A new rickshaw tour for sightseeing in Asakusa; the launch of an online rickshaw ride that can be enjoyed even during the coronavirus pandemic
Shohei Miura works as a shafu (rickshaw puller), showing visitors around the Tokyo district of Asakusa. Although he had already quit pulling rickshaws before the pandemic, the advent of coronavirus made him want to give something back to the community, so he returned to Asakusa with the idea of a virtual rickshaw tour (guiding online viewers around the area with a camera attached to a rickshaw). He set up an online business as part of the company Fukuroya(Taito-ku,Tokyo) and is now running tours.
Inspiration came from an online drinking party

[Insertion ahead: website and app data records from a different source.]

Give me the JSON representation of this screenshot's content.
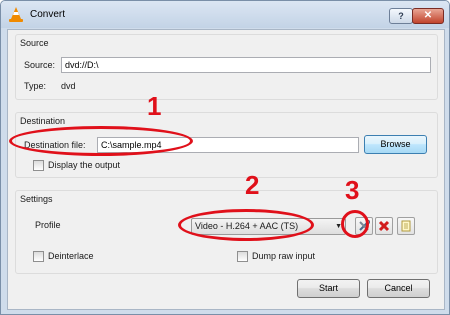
{
  "window": {
    "title": "Convert",
    "help_label": "?",
    "close_label": "✕"
  },
  "source": {
    "group_title": "Source",
    "source_label": "Source:",
    "source_value": "dvd://D:\\",
    "type_label": "Type:",
    "type_value": "dvd"
  },
  "destination": {
    "group_title": "Destination",
    "file_label": "Destination file:",
    "file_value": "C:\\sample.mp4",
    "browse_label": "Browse",
    "display_output_label": "Display the output",
    "display_output_checked": false
  },
  "settings": {
    "group_title": "Settings",
    "profile_label": "Profile",
    "profile_selected": "Video - H.264 + AAC (TS)",
    "deinterlace_label": "Deinterlace",
    "deinterlace_checked": false,
    "dump_raw_label": "Dump raw input",
    "dump_raw_checked": false,
    "icons": [
      "edit-profile-icon",
      "delete-profile-icon",
      "new-profile-icon"
    ]
  },
  "footer": {
    "start_label": "Start",
    "cancel_label": "Cancel"
  },
  "annotations": {
    "marker_1": "1",
    "marker_2": "2",
    "marker_3": "3",
    "color": "#e0101a"
  }
}
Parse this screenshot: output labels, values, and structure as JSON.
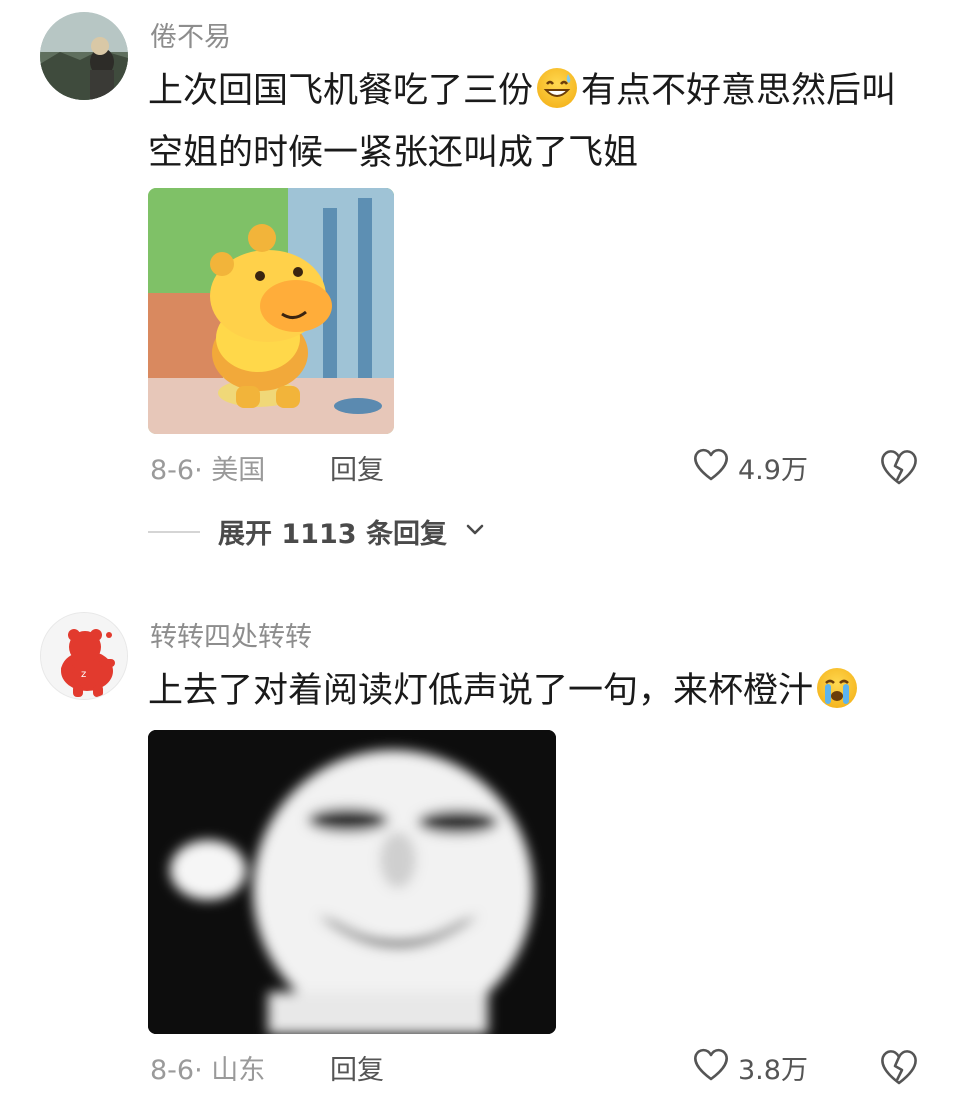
{
  "comments": [
    {
      "username": "倦不易",
      "text_parts": [
        "上次回国飞机餐吃了三份",
        "有点不好意思然后叫空姐的时候一紧张还叫成了飞姐"
      ],
      "emoji": "grinning-sweat-emoji",
      "meta": "8-6· 美国",
      "reply_label": "回复",
      "likes": "4.9万",
      "expand_label": "展开 1113 条回复"
    },
    {
      "username": "转转四处转转",
      "text_parts": [
        "上去了对着阅读灯低声说了一句，来杯橙汁"
      ],
      "emoji": "crying-face-emoji",
      "meta": "8-6· 山东",
      "reply_label": "回复",
      "likes": "3.8万"
    }
  ],
  "icons": {
    "like": "heart-outline-icon",
    "dislike": "broken-heart-icon",
    "expand": "chevron-down-icon"
  }
}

Mr. Miura left his job as a shafu to work in construction, but ended up with almost no work due to the coronavirus pandemic. The inspiration for the new rickshaw venture came from an online drinking party with his friends. Hoping to return to rickshaw work in some way, if given the chance, he thought, “If I attach a camera to a rickshaw, I can bring smiles to faces all over the world.”
New service designed with unique content such as online routes and effects
Mr. Miura launched his new service in April during the state of emergency, which had left the area around the Asakusa landmark, Kaminarimon Gate, devoid of rickshaw pullers. Mr. Miura began by asking people he knew to use the online tour and, based on their impressions, he made improvements. One such improvement is the route of the tour. On normal rickshaw rides, the back alleys, where visitors can feel the old-town atmosphere of the Shitamachi area, are popular. However, it turns out that this atmosphere does not transmit well online. Therefore, the route was modified to take it past high-impact sights such as Kaminarimon Gate, TOKYO SKYTREE, and Asakusa-jinja Shrine. In terms of online effects and production, he wrote down over 100 ideas in a notebook and chose the best ones. These included using the image of a mask from Kabuki theater to create a particular look when framing in and out.
Launch of virtual tours for paying customers
The online rickshaw service was opened to the public on June 1. To attract as many users as possible, the tours were free to use until the end of August. There were just under 200 users in both June and July. This was a good number, but in August the situation changed dramatically. Social media sites were flooded with posts about the shafu talking enthusiastically to himself while pulling a rickshaw with no one in it. The virtual rickshaw tour also became a hot topic on TV. In just two days, some 700 people made reservations. Mr. Miura thought about limiting the number of tours during the hot summer months. However, to raise as much awareness as possible before September, when a fee would be introduced, he operated six tours a day almost every day.
New customers, such as families and Asakusa residents, discovered online
“It was the hardest time of my life as a rickshaw puller,” Mr. Miura says, recalling his work in August. Even so, comments by users, such as, “I really felt like I went to Asakusa and it was much more fun than I had imagined,” were great encouragement for him. The number of new customers increased, including families that couldn’t leave home due to coronavirus. “The sight of four siblings displayed on the user screen all sitting quietly together left a big impression on me,” he says. Mr. Miura also has customers who live in Asakusa but have never ridden a rickshaw due to the embarrassment of being spotted by someone they know. Furthermore, demand from users overseas has been higher than he expected.
Start-up costs in the tens of thousands of yen; sales up about 1.8 times from before coronavirus
Since Mr. Miura began charging for the virtual rickshaw tours in September, he has offered two tours a day, three days a week. This is so he can devote more time to creating new services. Although there are relatively few tours, daily sales are up about 1.8 times from before the outbreak of coronavirus. Unique to providing tours online is that Mr. Miura can maximize his profits by taking on many customers at the same time. Moreover, the cost of launching the business was very low. Mr. Miura uses his own computer and, as a member of Fukuroya, is able to rent a rickshaw that would cost over one million yen to buy. He started out filming with a smartphone but recently has switched to using a 30,000-yen camera and a 20,000-yen pin microphone. He even made his own e-commerce website with the help of a friend. “If we’re talking only about costs then anyone can get started,” he says.
Create new services and systems in collaboration with other businesses; eventually contribute to regional revitalization
New ideas are already being tried out. These include holding offline parties at temples in Asakusa for those who take the online rickshaw rides and building a system that enables customers to purchase products online from stores that are introduced during the tours. Currently, Mr. Miura has English-speaking acquaintances acting as volunteer interpreters for tour participants from overseas. But he intends to eventually establish a payment structure. He is confident that he can use the knowledge he has gained in Asakusa to contribute to regional revitalization through online rickshaw tours. This is because of what he’s seen happening in Asakusa. Customers discover an area and post on social media. This knowledge spreads around the world and leads to an economic turnaround.
“After giving back to Asakusa,” he says, “I'd like to do online rickshaw tours in cities all over Japan.”